No, it felt true. There were in the script pretty specific moments where it says, “Faith lights a cigarette.” It probably started at four, but as we rehearsed we were doing a lot of cigarette choreography: Do we want to light the cigarette exactly to punctuate this line? When does the cig need to go out because you need your hand for this other thing? Where is the ashtray? As we were rehearsing, we were trying to use the cigarette-smoking to punctuate certain lines or certain moments. There’s a moment when Novella (Nadine Malouf), the character who doesn’t smoke, is dressed as her abusive partner, Clifford; Faith hands her-him the cigarette, and she rips the butt off of the cigarette and throws it in the trash can. That comes from my history — I used to roll my own cigarettes and smoke them filterless — and I think that’s a more European way of smoking. Novella, who is a Turkish immigrant in Germany, and Cliff, as somebody in the military, would smoke more filterless versus an American, who tends to rely on filtered cigarettes. We probably got up to about eight cigarettes a show.
And from a design perspective, too, there’s a stage direction at the beginning of the play that says something to the effect of Novella turns on the overhead lamp, it creates a protective circle around them, and everything else fades into the dark beyond. The smoke itself shows you that beam of light, so you can feel that protective circle only when the smoke is present — that’s a metaphor you can read into.
And when Death enters, there’s a transition from the main smoke that you’ve had, the cigarette smoke, and the smoke coming from a smoke machine.
You can read into the idea of smoke and mirrors; what is real, what is not real; what is known, what is unknown.
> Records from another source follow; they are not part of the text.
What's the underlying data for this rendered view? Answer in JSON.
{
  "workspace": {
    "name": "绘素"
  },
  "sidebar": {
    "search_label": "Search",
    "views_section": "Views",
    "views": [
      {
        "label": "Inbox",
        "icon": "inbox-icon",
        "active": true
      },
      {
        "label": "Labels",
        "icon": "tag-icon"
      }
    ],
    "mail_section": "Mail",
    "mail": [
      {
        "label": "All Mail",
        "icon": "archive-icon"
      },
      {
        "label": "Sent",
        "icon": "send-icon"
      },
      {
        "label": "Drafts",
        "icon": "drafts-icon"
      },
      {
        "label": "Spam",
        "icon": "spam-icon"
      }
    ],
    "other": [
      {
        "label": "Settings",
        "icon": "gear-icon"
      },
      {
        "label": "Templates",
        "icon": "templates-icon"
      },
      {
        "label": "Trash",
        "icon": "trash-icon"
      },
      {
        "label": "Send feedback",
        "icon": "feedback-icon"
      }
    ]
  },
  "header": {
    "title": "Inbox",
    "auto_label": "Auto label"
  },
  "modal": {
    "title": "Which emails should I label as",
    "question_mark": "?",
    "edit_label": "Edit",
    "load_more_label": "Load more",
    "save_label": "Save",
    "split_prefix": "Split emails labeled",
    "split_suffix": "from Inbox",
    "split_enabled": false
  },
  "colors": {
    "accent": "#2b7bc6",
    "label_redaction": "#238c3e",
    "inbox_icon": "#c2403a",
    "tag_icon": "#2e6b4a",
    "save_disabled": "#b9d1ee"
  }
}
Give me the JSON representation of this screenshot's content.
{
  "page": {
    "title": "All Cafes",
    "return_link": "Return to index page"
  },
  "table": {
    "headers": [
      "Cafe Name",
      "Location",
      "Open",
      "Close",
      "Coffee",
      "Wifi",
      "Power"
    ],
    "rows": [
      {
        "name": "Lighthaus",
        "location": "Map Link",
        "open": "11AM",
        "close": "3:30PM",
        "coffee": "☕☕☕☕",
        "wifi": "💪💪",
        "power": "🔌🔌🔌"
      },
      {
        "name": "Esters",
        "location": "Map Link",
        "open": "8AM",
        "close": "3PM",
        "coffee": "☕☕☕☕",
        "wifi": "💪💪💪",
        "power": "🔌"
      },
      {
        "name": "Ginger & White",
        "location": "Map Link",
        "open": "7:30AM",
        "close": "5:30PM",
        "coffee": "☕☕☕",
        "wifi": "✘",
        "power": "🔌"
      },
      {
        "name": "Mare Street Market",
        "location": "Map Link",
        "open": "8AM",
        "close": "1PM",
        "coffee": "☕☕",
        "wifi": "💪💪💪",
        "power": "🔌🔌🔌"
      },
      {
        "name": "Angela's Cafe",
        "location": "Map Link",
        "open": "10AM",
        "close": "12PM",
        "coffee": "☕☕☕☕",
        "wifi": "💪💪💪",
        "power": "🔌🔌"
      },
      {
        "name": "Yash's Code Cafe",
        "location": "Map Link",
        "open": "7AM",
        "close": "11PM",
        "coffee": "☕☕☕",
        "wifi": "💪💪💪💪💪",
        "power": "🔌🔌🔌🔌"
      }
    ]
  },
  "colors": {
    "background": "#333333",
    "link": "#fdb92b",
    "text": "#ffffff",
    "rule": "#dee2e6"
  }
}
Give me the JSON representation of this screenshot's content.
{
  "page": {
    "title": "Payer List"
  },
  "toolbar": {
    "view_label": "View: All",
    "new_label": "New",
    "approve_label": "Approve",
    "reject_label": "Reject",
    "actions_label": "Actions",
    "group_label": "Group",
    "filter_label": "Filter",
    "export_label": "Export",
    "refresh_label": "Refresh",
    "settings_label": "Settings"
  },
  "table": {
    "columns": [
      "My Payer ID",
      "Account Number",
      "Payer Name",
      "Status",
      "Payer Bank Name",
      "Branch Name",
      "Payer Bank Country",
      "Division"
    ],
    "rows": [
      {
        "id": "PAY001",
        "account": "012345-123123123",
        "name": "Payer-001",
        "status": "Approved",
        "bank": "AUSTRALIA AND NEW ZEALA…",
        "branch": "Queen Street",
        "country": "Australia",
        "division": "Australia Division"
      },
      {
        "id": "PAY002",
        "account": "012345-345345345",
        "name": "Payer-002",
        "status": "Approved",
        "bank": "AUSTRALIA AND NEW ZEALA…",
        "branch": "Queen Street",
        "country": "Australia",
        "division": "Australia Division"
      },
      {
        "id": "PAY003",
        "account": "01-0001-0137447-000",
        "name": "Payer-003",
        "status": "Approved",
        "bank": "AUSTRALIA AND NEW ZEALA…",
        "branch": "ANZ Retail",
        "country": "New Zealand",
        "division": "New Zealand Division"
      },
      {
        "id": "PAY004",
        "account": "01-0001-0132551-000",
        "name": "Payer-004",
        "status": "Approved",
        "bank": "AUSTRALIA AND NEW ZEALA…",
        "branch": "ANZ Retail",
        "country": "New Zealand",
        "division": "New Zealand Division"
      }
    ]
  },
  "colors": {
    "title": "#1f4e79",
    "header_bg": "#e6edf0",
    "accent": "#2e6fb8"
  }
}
That’s a journey that we’re asking the audience to go on: Can you be curious about the unknown?
Do you just have cartons of them backstage?
In the script, Marlboro Lights are the cigarette of choice, so the props designer, Patricia Marjorie, and her assistant, Juliana Suaide, found out about someone selling 40 empty packs on eBay. Then we bought cartons of the herbal cigarettes, and Juliana put them into these Marlboro cigarette boxes. And then, because the cigarettes are opened onstage, each performance she resealed every cigarette pack. There are three packs in a pile that the stage-management team meticulously designs to look the same every night.
Plus some more in the ashtray.
At the start of the play, probably like seven or eight. Also: We bought a very specific type of ashtray that has an outer section and then like a little inner section with a gel inside so that when she puts the cigarette in the ashtray it always goes out — so it’s never actually a fire hazard.
But it is, definitely, real smoke. You can smell it.
I think something that is woefully underrepresented in the theater is smell. Those cigarettes give you a kind of odorous, stale smell because they’re herbal cigarettes, so it smells kind of funky. Which is maybe a turn-off, and that’s fine, but here’s the reality of these women’s situation: They’ve been stuck in the basement for a week, and this woman has been smoking with no windows or ventilation.
I will add this, too: If I ever got stressed out, in instances where I would want a cigarette having recently quit, I went and smoked one of the fake herbal cigarettes. I guess you can add three cigarettes for myself.
How’d that work out for you?
I think it did what it was supposed to do. I still haven’t smoked a real one.
Montag will be at the Soho Rep through November 20. This interview has been condensed and edited for clarity.